Scan the records below. List lines holding "icon".

Entries shown.

########################################

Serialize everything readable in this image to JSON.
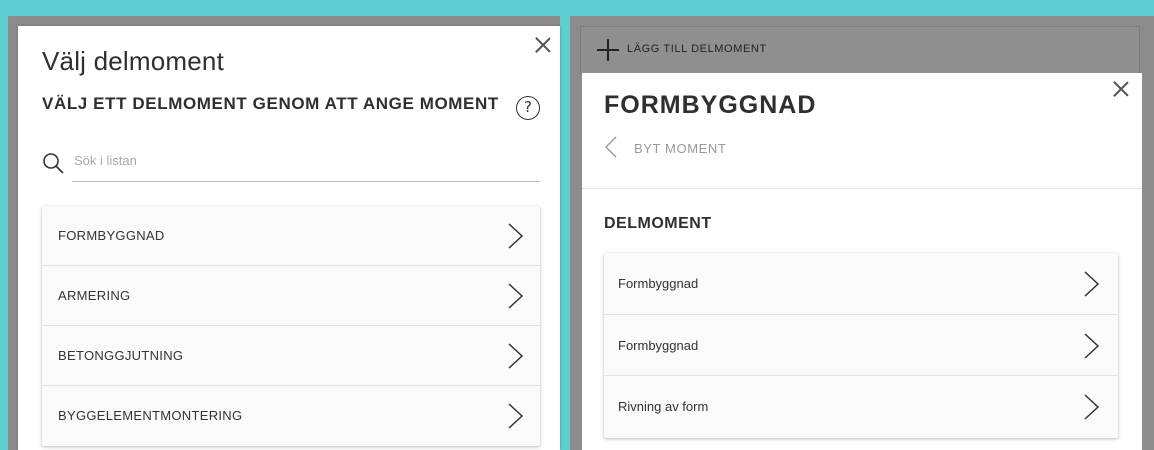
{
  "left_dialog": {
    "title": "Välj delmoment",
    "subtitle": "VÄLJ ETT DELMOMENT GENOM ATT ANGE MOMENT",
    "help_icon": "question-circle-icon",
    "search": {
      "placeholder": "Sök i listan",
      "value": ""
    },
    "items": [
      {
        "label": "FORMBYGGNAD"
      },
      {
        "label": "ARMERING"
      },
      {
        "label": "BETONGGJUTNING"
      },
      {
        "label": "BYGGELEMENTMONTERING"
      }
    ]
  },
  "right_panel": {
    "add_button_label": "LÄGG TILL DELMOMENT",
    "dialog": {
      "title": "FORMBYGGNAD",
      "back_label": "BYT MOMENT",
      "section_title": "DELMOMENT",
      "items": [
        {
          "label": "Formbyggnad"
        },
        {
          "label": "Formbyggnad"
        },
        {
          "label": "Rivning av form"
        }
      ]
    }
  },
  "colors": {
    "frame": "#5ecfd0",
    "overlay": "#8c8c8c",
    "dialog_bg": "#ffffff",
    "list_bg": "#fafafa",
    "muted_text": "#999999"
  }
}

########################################

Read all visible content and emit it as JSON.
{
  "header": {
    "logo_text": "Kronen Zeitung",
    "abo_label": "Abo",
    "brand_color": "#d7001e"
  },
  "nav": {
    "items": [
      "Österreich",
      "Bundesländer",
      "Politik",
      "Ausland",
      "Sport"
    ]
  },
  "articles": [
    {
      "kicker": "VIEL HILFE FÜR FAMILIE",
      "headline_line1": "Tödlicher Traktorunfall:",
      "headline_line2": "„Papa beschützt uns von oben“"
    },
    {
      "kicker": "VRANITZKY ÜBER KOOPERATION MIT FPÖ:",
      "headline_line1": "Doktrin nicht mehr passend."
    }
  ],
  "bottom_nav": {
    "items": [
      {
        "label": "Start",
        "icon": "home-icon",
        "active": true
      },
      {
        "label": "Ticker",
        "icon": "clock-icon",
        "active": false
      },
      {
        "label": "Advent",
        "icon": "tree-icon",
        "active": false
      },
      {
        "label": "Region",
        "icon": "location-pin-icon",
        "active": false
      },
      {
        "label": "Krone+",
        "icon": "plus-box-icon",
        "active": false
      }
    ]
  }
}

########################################

Exercise result.
    "help_icon": "question-circle-icon",
        "icon": "home-icon",
        "icon": "clock-icon",
        "icon": "tree-icon",
        "icon": "location-pin-icon",
        "icon": "plus-box-icon",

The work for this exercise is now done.